“We have abandoned the former minority culture, which was truth-seeking, profound, quiet and subtle, in favour of mainstream or mass entertainment, which has to be accessible – and how brave if foolhardy of anyone these days to cast aspersions on accessibility – as well as sensation-loving and frivolous.

“Value-free, this kind of culture is essentially valueless.

“Vargas Llosa adopts a name for this age of ours coined by the French Marxist theorist Guy Debord. We live in the Society of the Spectacle. A name that recalls the bread and circuses offered to a debased populace in the declining Roman empire. Exploited by the blind forces of rampant consumerism, we are reduced to being spectators of our own lives rather than actors in them.

“Our sensibilities, indeed our very humanity, is blunted by those who traditionally saw their role as the guardians of it.

“The intellectuals, the supine media, the political class have abandoned substance and discrimination and with treacherous enthusiasm adopted the idea of the image as truth. The liberal revolution of the 1960s, especially the events of 1968 in France, and French theorists such as Michel Foucault and Jean Baudrillard come in for a lot of invective. They have turned culture into “an obscurantist game for self-regarding academics and intellectuals who have turned their backs on society”.

“Meanwhile the masses exist, docile and passive, in a world of appearances, reduced to no more than the audience in a kind of tawdry theatre where scenes shift from violence to inanity before our bored and brutalised gaze. Rock stars are given more credence than politicians, comedians are the new philosophers. Lifestyle merchants such as cooks and gardeners are revered as writers once were. It’s a sad and hopeless devolution from what we used to have and used to be.”  (emphasis mine)

Source: Book review: ‘Notes on the Death of Culture’ by Mario Vargas Llosa

Is Real Life Too Boring for Social Media, or Have We Lost Touch With Goodness?

 

Kyle Vanhemert of Wired magazine writes about a new social media app (Beme) that is supposed to help us overcome the unreality of our staged, edited, and photoshopped lives on social media. The need is real and the concept has merits, but the review is critical on several fronts.   The observation that struck me is a reflection on what has become “the curated self” and how that self is so often different from the real self.
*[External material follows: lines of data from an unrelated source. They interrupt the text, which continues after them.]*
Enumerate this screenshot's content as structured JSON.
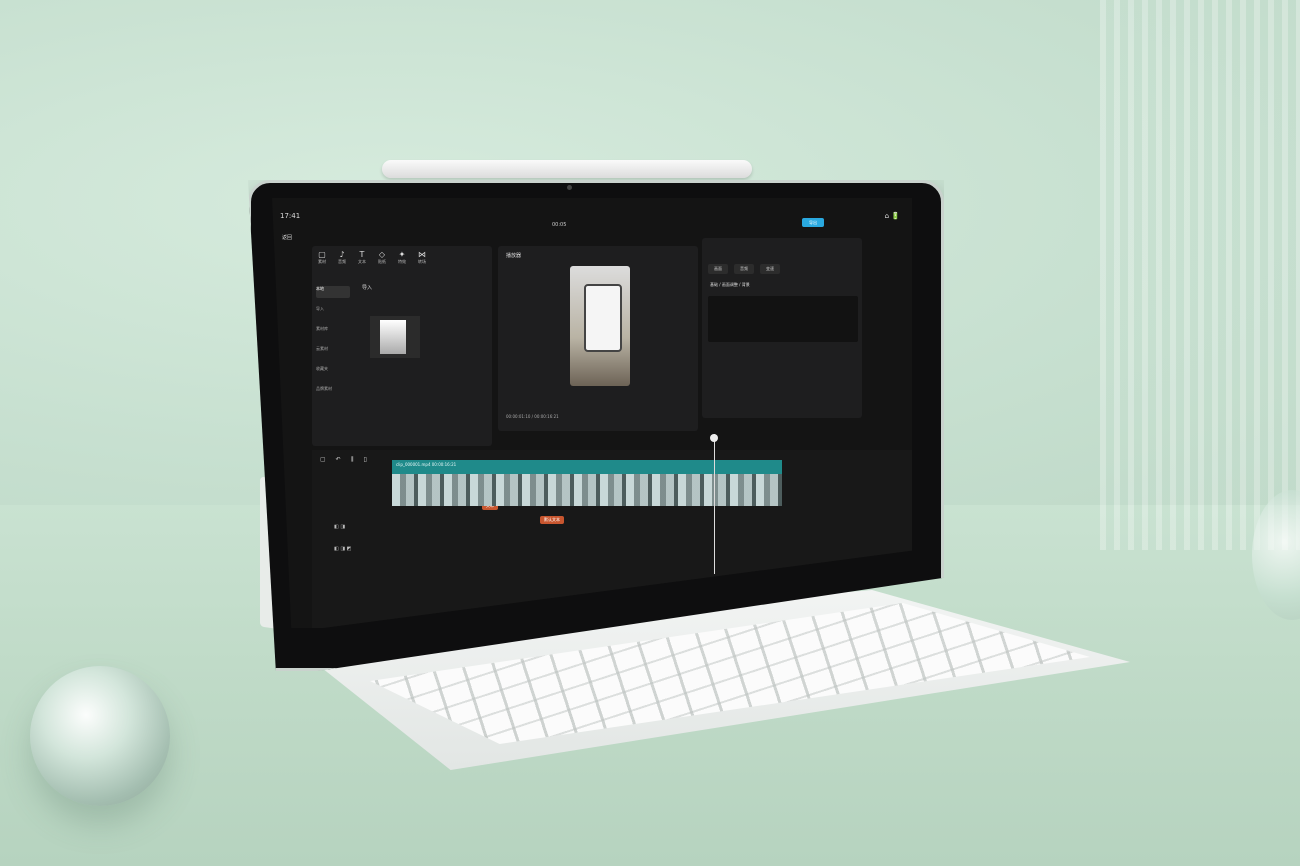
{
  "screen": {
    "time": "17:41",
    "status_icons": "⌂ 🔋",
    "project_title": "00:05",
    "export_label": "导出",
    "back_label": "返回"
  },
  "media_panel": {
    "tools": [
      {
        "label": "素材",
        "icon": "▢"
      },
      {
        "label": "音频",
        "icon": "♪"
      },
      {
        "label": "文本",
        "icon": "T"
      },
      {
        "label": "贴纸",
        "icon": "◇"
      },
      {
        "label": "特效",
        "icon": "✦"
      },
      {
        "label": "转场",
        "icon": "⋈"
      }
    ],
    "side_menu": [
      "本地",
      "导入",
      "素材库",
      "云素材",
      "收藏夹",
      "品牌素材"
    ],
    "import_label": "导入"
  },
  "preview_panel": {
    "title": "播放器",
    "timecode": "00:00:01:10 / 00:00:16:21"
  },
  "property_panel": {
    "tabs": [
      "画面",
      "音频",
      "变速"
    ],
    "text": "基础 / 画面调整 / 背景"
  },
  "timeline": {
    "video_clip_label": "clip_000001.mp4  00:00:16:21",
    "text_clips": [
      "文本",
      "默认文本",
      "标记"
    ]
  }
}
And how disappointed we are with our “real selves” and our real lives.  Our homes, and our children, our dinners, and our vacations seem so “ho-hum” compared to uninterrupted ecstasy that everyone else enjoys.

“SOCIAL MEDIA APPS encourage us to share certain parts of our lives and particular versions of our selves. Judging by Facebook, you’d think everyone you know is in a happy, healthy relationship—it’s weird to post a status update saying you’re lonely or pining for your ex. Instagram’s no different: You share a pic of your meal at the hot new brunch spot, not the French-bread pizza you just warmed in the microwave.

“You might call this phenomenon the rise of the Curated Self.”

After noting several problems with the app, the author writes, “a more vexing problem might be something closer to the heart of sharing itself. Namely, that for most of us, authenticity is boring. Most of my meals aren’t worth showing off. Most of the sunsets I see aren’t particularly brilliant. This is why Instagram first blew up, after all: Its filters made our ordinary lives look extraordinary. This same appeal holds true for many of today’s most popular social apps. Life is usually more interesting when it’s edited and scrutinized before being rebroadcast.” (emphasis mine)

This makes me wonder if we even know what the real problem is and where it resides.  Is everyone else’s life really such a bore that we have to lie about it? Or have we lost a definition of what is worthwhile in life?  Are we immersed in deep and rich wonder, but to blinded to see it? And is social media feeding this great deception?

via Beme Has a Problem: Authenticity Is Boring | WIRED.